African lovegrass is a perennial tussock grass to 1m with variable tussock shape, leaf colour and leaf width. On the south coast there are at least two forms, one open in shape with spreading branches held relatively low to the ground and blue-green leaves, and one very robust tussock with a more erect habit and wider green leaves. The form most common on the Monaro is much shorter and often has curly leaf tips and blue-green leaves. The most distinctive feature common to all forms is the black or dark grey colour of the young seed heads. These start with the branches folded close to the main stem but open out as they age. There is a ring of long hairs where the leaf joins the leaf sheath. Joints at the base of the seed head branches are often swollen and yellowish, and may also have long hairs.

African lovegrass thrives on sandy low nutrient soils, road and rail reserves and over-grazed pasture. It may also invade forest along tracks. Avoided by livestock, it replaces more palatable species in grazed pasture,  often completely, if control is not undertaken. It is highly flammable and creates a fire hazard.


Spread by slashing of plants when they are carrying seed (a common method of spread for grass weeds), in contaminated hay, in soil on vehicles and machinery and in the gut of livestock. Spreads in water along river systems.

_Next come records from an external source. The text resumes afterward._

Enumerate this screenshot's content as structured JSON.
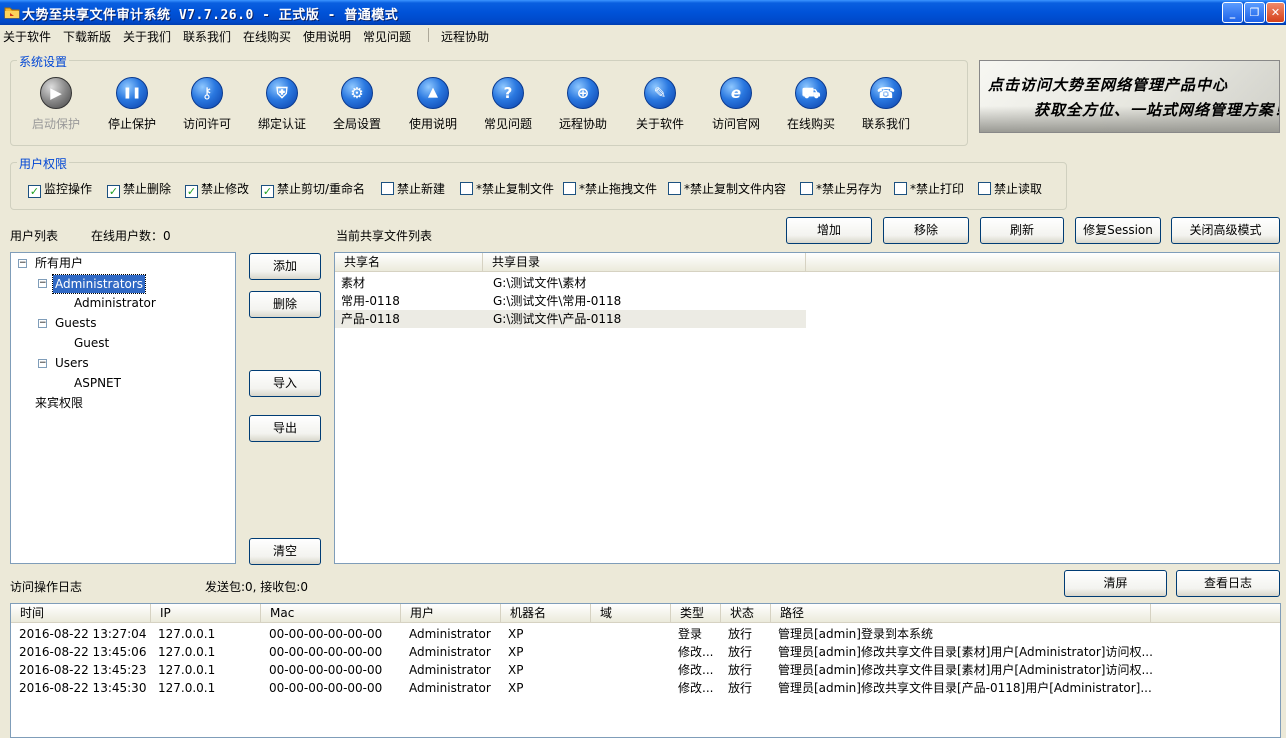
{
  "window": {
    "title": "大势至共享文件审计系统 V7.7.26.0 - 正式版 - 普通模式",
    "minimize": "_",
    "restore": "❐",
    "close": "✕"
  },
  "menu": {
    "items": [
      "关于软件",
      "下载新版",
      "关于我们",
      "联系我们",
      "在线购买",
      "使用说明",
      "常见问题",
      "远程协助"
    ]
  },
  "settings": {
    "group_title": "系统设置",
    "tools": [
      {
        "label": "启动保护",
        "icon": "play-icon",
        "glyph": "▶",
        "disabled": true
      },
      {
        "label": "停止保护",
        "icon": "pause-icon",
        "glyph": "❚❚",
        "disabled": false
      },
      {
        "label": "访问许可",
        "icon": "key-icon",
        "glyph": "⚷",
        "disabled": false
      },
      {
        "label": "绑定认证",
        "icon": "shield-icon",
        "glyph": "⛨",
        "disabled": false
      },
      {
        "label": "全局设置",
        "icon": "gear-icon",
        "glyph": "⚙",
        "disabled": false
      },
      {
        "label": "使用说明",
        "icon": "graduation-cap-icon",
        "glyph": "🎓",
        "disabled": false
      },
      {
        "label": "常见问题",
        "icon": "help-icon",
        "glyph": "?",
        "disabled": false
      },
      {
        "label": "远程协助",
        "icon": "globe-icon",
        "glyph": "⊕",
        "disabled": false
      },
      {
        "label": "关于软件",
        "icon": "document-icon",
        "glyph": "✎",
        "disabled": false
      },
      {
        "label": "访问官网",
        "icon": "ie-browser-icon",
        "glyph": "e",
        "disabled": false
      },
      {
        "label": "在线购买",
        "icon": "cart-icon",
        "glyph": "⛟",
        "disabled": false
      },
      {
        "label": "联系我们",
        "icon": "phone-icon",
        "glyph": "☎",
        "disabled": false
      }
    ]
  },
  "banner": {
    "line1": "点击访问大势至网络管理产品中心",
    "line2": "获取全方位、一站式网络管理方案！"
  },
  "permissions": {
    "group_title": "用户权限",
    "items": [
      {
        "label": "监控操作",
        "checked": true
      },
      {
        "label": "禁止删除",
        "checked": true
      },
      {
        "label": "禁止修改",
        "checked": true
      },
      {
        "label": "禁止剪切/重命名",
        "checked": true
      },
      {
        "label": "禁止新建",
        "checked": false
      },
      {
        "label": "*禁止复制文件",
        "checked": false
      },
      {
        "label": "*禁止拖拽文件",
        "checked": false
      },
      {
        "label": "*禁止复制文件内容",
        "checked": false
      },
      {
        "label": "*禁止另存为",
        "checked": false
      },
      {
        "label": "*禁止打印",
        "checked": false
      },
      {
        "label": "禁止读取",
        "checked": false
      }
    ]
  },
  "users": {
    "title": "用户列表",
    "online": "在线用户数：0",
    "tree": {
      "root": "所有用户",
      "groups": [
        {
          "name": "Administrators",
          "members": [
            "Administrator"
          ]
        },
        {
          "name": "Guests",
          "members": [
            "Guest"
          ]
        },
        {
          "name": "Users",
          "members": [
            "ASPNET"
          ]
        }
      ],
      "guest_rights": "来宾权限"
    },
    "buttons": {
      "add": "添加",
      "delete": "删除",
      "import": "导入",
      "export": "导出",
      "clear": "清空"
    }
  },
  "shares": {
    "title": "当前共享文件列表",
    "buttons": {
      "add": "增加",
      "remove": "移除",
      "refresh": "刷新",
      "fix_session": "修复Session",
      "close_advanced": "关闭高级模式"
    },
    "columns": [
      "共享名",
      "共享目录"
    ],
    "rows": [
      [
        "素材",
        "G:\\测试文件\\素材"
      ],
      [
        "常用-0118",
        "G:\\测试文件\\常用-0118"
      ],
      [
        "产品-0118",
        "G:\\测试文件\\产品-0118"
      ]
    ]
  },
  "log": {
    "title": "访问操作日志",
    "packets": "发送包:0, 接收包:0",
    "buttons": {
      "clear": "清屏",
      "view": "查看日志"
    },
    "columns": [
      "时间",
      "IP",
      "Mac",
      "用户",
      "机器名",
      "域",
      "类型",
      "状态",
      "路径"
    ],
    "rows": [
      [
        "2016-08-22 13:27:04",
        "127.0.0.1",
        "00-00-00-00-00-00",
        "Administrator",
        "XP",
        "",
        "登录",
        "放行",
        "管理员[admin]登录到本系统"
      ],
      [
        "2016-08-22 13:45:06",
        "127.0.0.1",
        "00-00-00-00-00-00",
        "Administrator",
        "XP",
        "",
        "修改...",
        "放行",
        "管理员[admin]修改共享文件目录[素材]用户[Administrator]访问权..."
      ],
      [
        "2016-08-22 13:45:23",
        "127.0.0.1",
        "00-00-00-00-00-00",
        "Administrator",
        "XP",
        "",
        "修改...",
        "放行",
        "管理员[admin]修改共享文件目录[素材]用户[Administrator]访问权..."
      ],
      [
        "2016-08-22 13:45:30",
        "127.0.0.1",
        "00-00-00-00-00-00",
        "Administrator",
        "XP",
        "",
        "修改...",
        "放行",
        "管理员[admin]修改共享文件目录[产品-0118]用户[Administrator]..."
      ]
    ]
  }
}
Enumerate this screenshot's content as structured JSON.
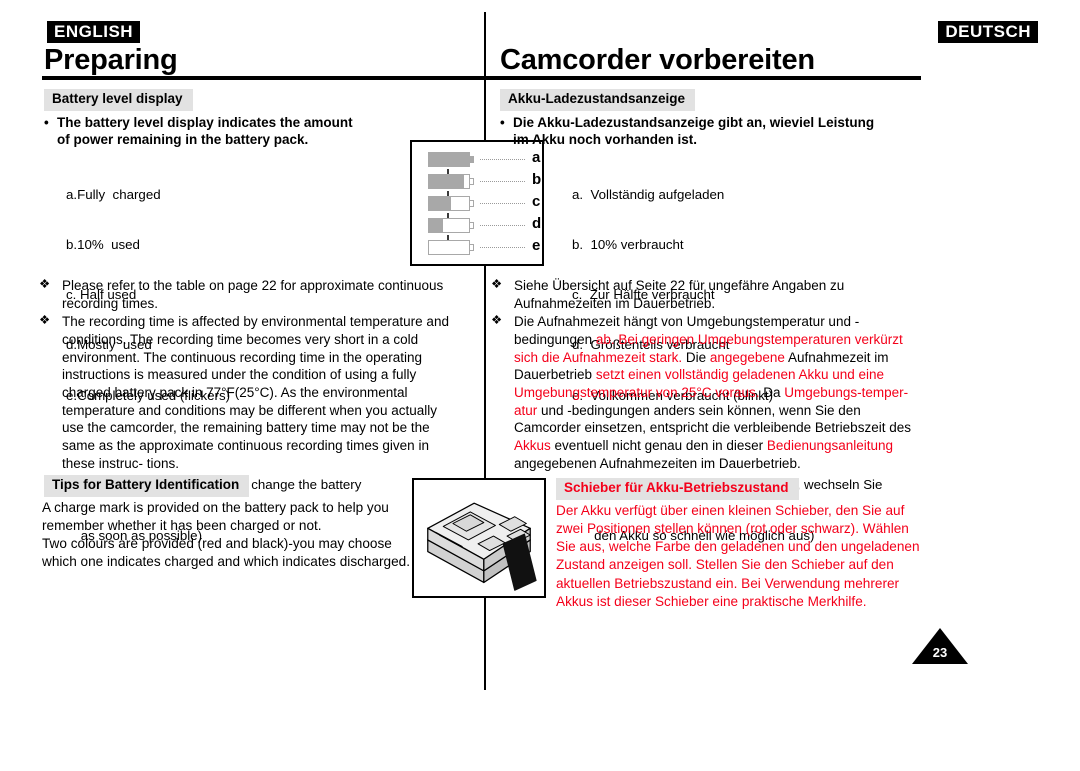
{
  "colors": {
    "red": "#f4001a",
    "grey_bar": "#e2e2e2",
    "battery_grey": "#a8a8a8"
  },
  "header": {
    "badge_en": "ENGLISH",
    "badge_de": "DEUTSCH",
    "title_en": "Preparing",
    "title_de": "Camcorder vorbereiten"
  },
  "english": {
    "section1_heading": "Battery level display",
    "section1_lead_bullet": "•",
    "section1_lead_line1": "The battery level display indicates the amount",
    "section1_lead_line2": "of power remaining in the battery pack.",
    "level_list": [
      "a.Fully  charged",
      "b.10%  used",
      "c. Half used",
      "d.Mostly  used",
      "e.Completely used (flickers)",
      "   (camcorder will turn off soon, change the battery",
      "    as soon as possible)"
    ],
    "bullets": [
      "Please refer to the table on page 22 for approximate continuous recording times.",
      "The recording time is affected by environmental temperature and conditions. The recording time becomes very short in a cold environment. The continuous recording time in the operating instructions is measured under the condition of using a fully charged battery pack in 77°F(25°C). As the environmental temperature and conditions may be different when you actually use the camcorder, the remaining battery time may not be the same as the approximate continuous recording times given in these instruc- tions."
    ],
    "section2_heading": "Tips for Battery Identification",
    "section2_lines": [
      "A charge mark is provided on the battery pack to help you",
      "remember whether it has been charged or not.",
      "Two colours are provided (red and black)-you may choose",
      "which one indicates charged and which indicates discharged."
    ]
  },
  "german": {
    "section1_heading": "Akku-Ladezustandsanzeige",
    "section1_lead_bullet": "•",
    "section1_lead_line1": "Die Akku-Ladezustandsanzeige gibt an, wieviel Leistung",
    "section1_lead_line2": "im Akku noch vorhanden ist.",
    "level_list": [
      "a.  Vollständig aufgeladen",
      "b.  10% verbraucht",
      "c.  Zur Hälfte verbraucht",
      "d.  Größtenteils verbraucht",
      "e.  Vollkommen verbraucht (blinkt)",
      "     (Camcorder wird bald abgeschaltet, wechseln Sie",
      "      den Akku so schnell wie möglich aus)"
    ],
    "bullet1": "Siehe Übersicht auf Seite 22 für ungefähre Angaben zu Aufnahmezeiten im Dauerbetrieb.",
    "bullet2_runs": [
      {
        "t": "Die Aufnahmezeit hängt von Umgebungstemperatur und - bedingungen ",
        "c": "black"
      },
      {
        "t": "ab. Bei geringen Umgebungstemperaturen verkürzt sich die Aufnahmezeit stark. ",
        "c": "red"
      },
      {
        "t": "Die ",
        "c": "black"
      },
      {
        "t": "angegebene ",
        "c": "red"
      },
      {
        "t": "Aufnahmezeit im Dauerbetrieb ",
        "c": "black"
      },
      {
        "t": "setzt einen vollständig geladenen Akku und eine Umgebungstemperatur von 25°C voraus. ",
        "c": "red"
      },
      {
        "t": "Da ",
        "c": "black"
      },
      {
        "t": "Umgebungs-temper- atur ",
        "c": "red"
      },
      {
        "t": "und -bedingungen anders sein können, wenn Sie den Camcorder einsetzen, entspricht die verbleibende Betriebszeit des ",
        "c": "black"
      },
      {
        "t": "Akkus ",
        "c": "red"
      },
      {
        "t": "eventuell nicht genau den in dieser ",
        "c": "black"
      },
      {
        "t": "Bedienungsanleitung ",
        "c": "red"
      },
      {
        "t": "angegebenen Aufnahmezeiten im Dauerbetrieb.",
        "c": "black"
      }
    ],
    "section2_heading": "Schieber für Akku-Betriebszustand",
    "section2_lines": [
      "Der Akku verfügt über einen kleinen Schieber, den Sie auf",
      "zwei Positionen stellen können (rot oder schwarz). Wählen",
      "Sie aus, welche Farbe den geladenen und den ungeladenen",
      "Zustand anzeigen soll. Stellen Sie den Schieber auf den",
      "aktuellen Betriebszustand ein. Bei Verwendung mehrerer",
      "Akkus ist dieser Schieber eine praktische Merkhilfe."
    ]
  },
  "battery_figure": {
    "rows": [
      {
        "letter": "a",
        "fill_percent": 100
      },
      {
        "letter": "b",
        "fill_percent": 88
      },
      {
        "letter": "c",
        "fill_percent": 55
      },
      {
        "letter": "d",
        "fill_percent": 36
      },
      {
        "letter": "e",
        "fill_percent": 0
      }
    ]
  },
  "footer": {
    "page_number": "23"
  }
}
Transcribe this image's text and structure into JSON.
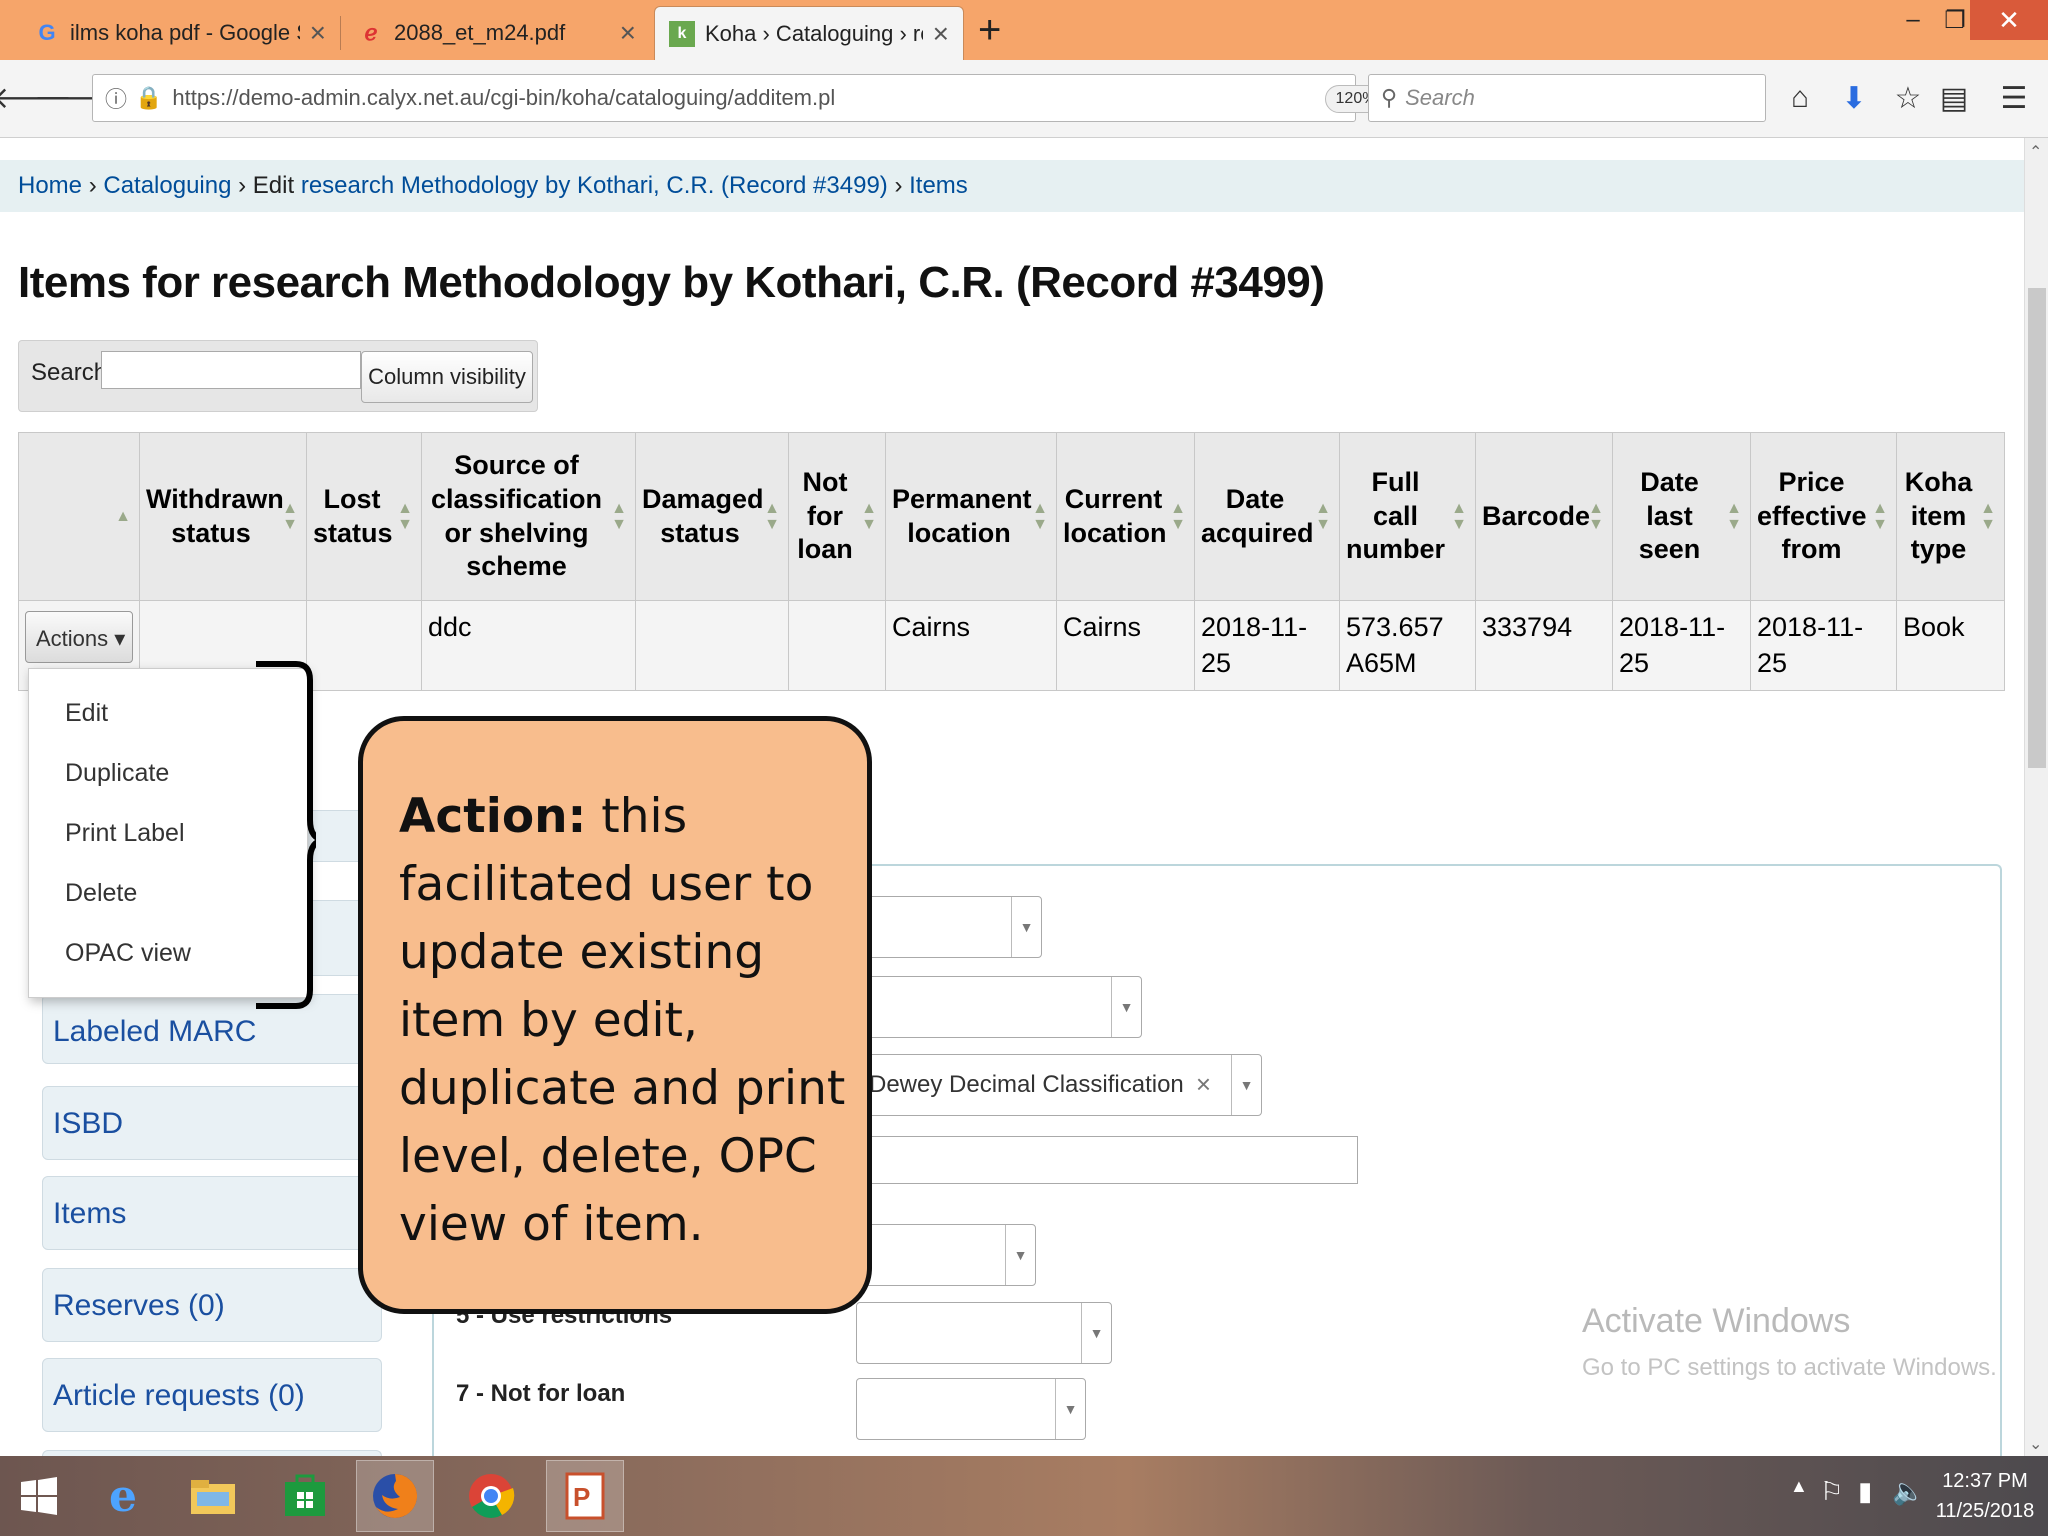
{
  "browser": {
    "tabs": [
      {
        "title": "ilms koha pdf - Google Sear",
        "icon": "google-icon"
      },
      {
        "title": "2088_et_m24.pdf",
        "icon": "pdf-icon"
      },
      {
        "title": "Koha › Cataloguing › researc",
        "icon": "koha-icon"
      }
    ],
    "url": "https://demo-admin.calyx.net.au/cgi-bin/koha/cataloguing/additem.pl",
    "zoom": "120%",
    "search_placeholder": "Search"
  },
  "breadcrumb": {
    "home": "Home",
    "sep1": " › ",
    "cataloguing": "Cataloguing",
    "sep2": " › Edit ",
    "record": "research Methodology by Kothari, C.R. (Record #3499)",
    "sep3": " › ",
    "items": "Items"
  },
  "page_title": "Items for research Methodology by Kothari, C.R. (Record #3499)",
  "table_tools": {
    "search_label": "Search:",
    "column_visibility": "Column visibility"
  },
  "table": {
    "headers": [
      "",
      "Withdrawn status",
      "Lost status",
      "Source of classification or shelving scheme",
      "Damaged status",
      "Not for loan",
      "Permanent location",
      "Current location",
      "Date acquired",
      "Full call number",
      "Barcode",
      "Date last seen",
      "Price effective from",
      "Koha item type"
    ],
    "row": {
      "actions": "Actions ▾",
      "withdrawn": "",
      "lost": "",
      "source": "ddc",
      "damaged": "",
      "notforloan": "",
      "permanent": "Cairns",
      "current": "Cairns",
      "acquired": "2018-11-25",
      "callnumber": "573.657 A65M",
      "barcode": "333794",
      "lastseen": "2018-11-25",
      "pricefrom": "2018-11-25",
      "itemtype": "Book"
    }
  },
  "actions_menu": [
    "Edit",
    "Duplicate",
    "Print Label",
    "Delete",
    "OPAC view"
  ],
  "left_nav": [
    "Labeled MARC",
    "ISBD",
    "Items",
    "Reserves (0)",
    "Article requests (0)"
  ],
  "form": {
    "classification_value": "Dewey Decimal Classification",
    "use_restrictions_label": "5 - Use restrictions",
    "not_for_loan_label": "7 - Not for loan"
  },
  "callout": {
    "bold": "Action:",
    "text": " this facilitated user to update existing item by edit, duplicate and print level, delete, OPC view of item."
  },
  "watermark": {
    "line1": "Activate Windows",
    "line2": "Go to PC settings to activate Windows."
  },
  "taskbar": {
    "time": "12:37 PM",
    "date": "11/25/2018"
  },
  "colors": {
    "tabbar": "#f6a56a",
    "callout_fill": "#f8bd8d",
    "link": "#004d99"
  }
}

The most similar grasses to the robust tussock form of African lovegrass are river or silver tussock (Poa labillardierei), the broader leaved Poa ensiformis and snowgrass or poa tussock (Poa sieberiana) which all differ in having the young seed heads purple tinged.

Parramatta grass (Sporobolus africanus) looks a little similar to the open, low-growing form.  It has similar blue-green, hairless glossy leaves and a very similar spreading growth habit, and the seed heads are black or grey in colour.  However, they are a narrow spike, without spreading branches. 

The native grass hairy panic (Panicum effusum) may look a little similar to the short Monaro form of African lovegrass, but it has widely branching seed heads with very sparse florets and broad, soft green leaves with sparse long hairs along the margins. Its seed heads break off entire and blow around to pile up against fences.

There are many other lovegrasses, some of which look a little similar.  Paddock lovegrass (Eragrostis leptostachya) is a very common pasture plant that has a similar low-growing habit, with blue-green leaves, but the seed heads have short branches which stand out at right angles or even point backwards slightly from the main stem.

Stinkgrass (Eragrostis cilianensis) is a weed of roadsides, often growing thickly in the gravel strip next to the bitumen.  It has blackish seed-heads but is a more compact plant than African lovegrass, the seed heads are dense with shorter branches and the individual florets are larger.


Chip out or spot spray and destroy seed heads. Once a dense infestation has developed, cultivation and establishment of a vigorous perennial pasture may be needed. Do not graze in the first year, and remove any African lovegrass seedlings that appear. Manage grazing intensity to maintain pasture vigour to out-compete lovegrass seedlings.